  6. In Pennsylvania, the Governor appoints the Secretary of the Commonwealth.

0 Election Deniers have held, or have run for, statewide Office since 2020.

Even one Election Denier with election oversight power is a threat to the will of the people. Here are the Election Deniers who have sought control over Delaware elections in recent years.

All parties

No candidates match the selected filters.

Voter turnout over time

Voters are always the backstop against election denial, whether Election Deniers are already in office or vying for power. It’s important to turn out for every election in your state—and to vote in every race on your ballot. Downballot races, like contests for Attorney General and Secretary of State, have historically drawn fewer voters, even though the positions are critical to keeping elections free, fair, and secure. Here’s a look at voter participation in Delaware elections over time. Notice that in years with several important positions up for election, some voters choose not to vote in every race.
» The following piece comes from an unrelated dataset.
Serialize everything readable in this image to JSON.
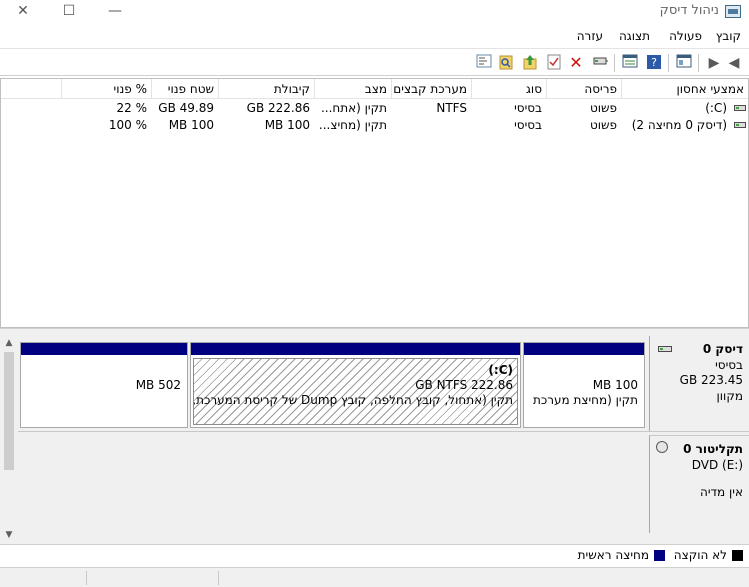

Voter Participation in Delaware Since 2016

Attorney General
Secretary of State
  1. 2016 Presidential

    • President had a 64% voter turnout rate

    • Governor had a 62% voter turnout rate

  2. 2018 Midterm

    • Senator had a 52% voter turnout rate

    • Attorney General had a 51% voter turnout rate

  3. 2020 Presidential

    • President had a 70% voter turnout rate

    • Senator had a 68% voter turnout rate

    • Governor had a 68% voter turnout rate

  4. 2022 Midterm

    • Attorney General had a 43% voter turnout rate

Voter turnout

Data on the number of votes cast in each race are from state elections depositories, supplemented with data from the U.S. Election Assistance Commission (EAC), House Election Statistics, and The Book of States. Rates are calculated using the Census’s Citizen Voting Age Population (CVAP) estimates.

Beyond the ballot box

Each year, state legislators introduce thousands of bills related to elections. And in the past few years, we’ve identified a concerning trend. Across the country, state legislatures are considering bills that would make it easier for partisan actors to manipulate an election, and maybe even overturn the will of the people. We’re tracking these bills along with our partners in an ongoing series of reports called “A Democracy Crisis in the Making.” All told, in the 2023 legislative cycle, we identified 196 bills that were introduced in 39 states that would interfere with election administration. Ultimately, 21 of those bills became law across 15 states, while 7 bills were vetoed across 2 states.

The anti-democracy playbook is simple: change the rules and change the referees, in order to change the results. These bills go hand-in-hand with the Election Denier movement: They’re about taking power away from voters and making it harder for trusted election officials to do their jobs.

Read the full report

Legislative Interference in Delaware by Category

As of November 15, 2023, no bills had been introduced or were under consideration in Delaware. None have been enacted or adopted and none have been vetoed after passing.

  • Usurping control over election results.
    These bills would give legislators or other state officials direct control over election outcomes.
  • Requiring partisan or unprofessional election “audits” or reviews.
    These bills would establish vague post-election review schemes without the professional standards of traditional audits.
  • Seizing power over election responsibilities.
    These bills would shift election administration responsibilities away from professional, nonpartisan officials and toward partisan actors in the legislature.
  • Creating unworkable burdens in election administration.
    These bills would interfere with the basic procedures of election administration, increasing the risk of chaos and delay and enabling misleading claims of irregularity.
  • Imposing disproportionate criminal or other penalties.
    These bills would create or expand penalties for election officials in the ordinary execution of their jobs, including criminalizing inadvertent mistakes.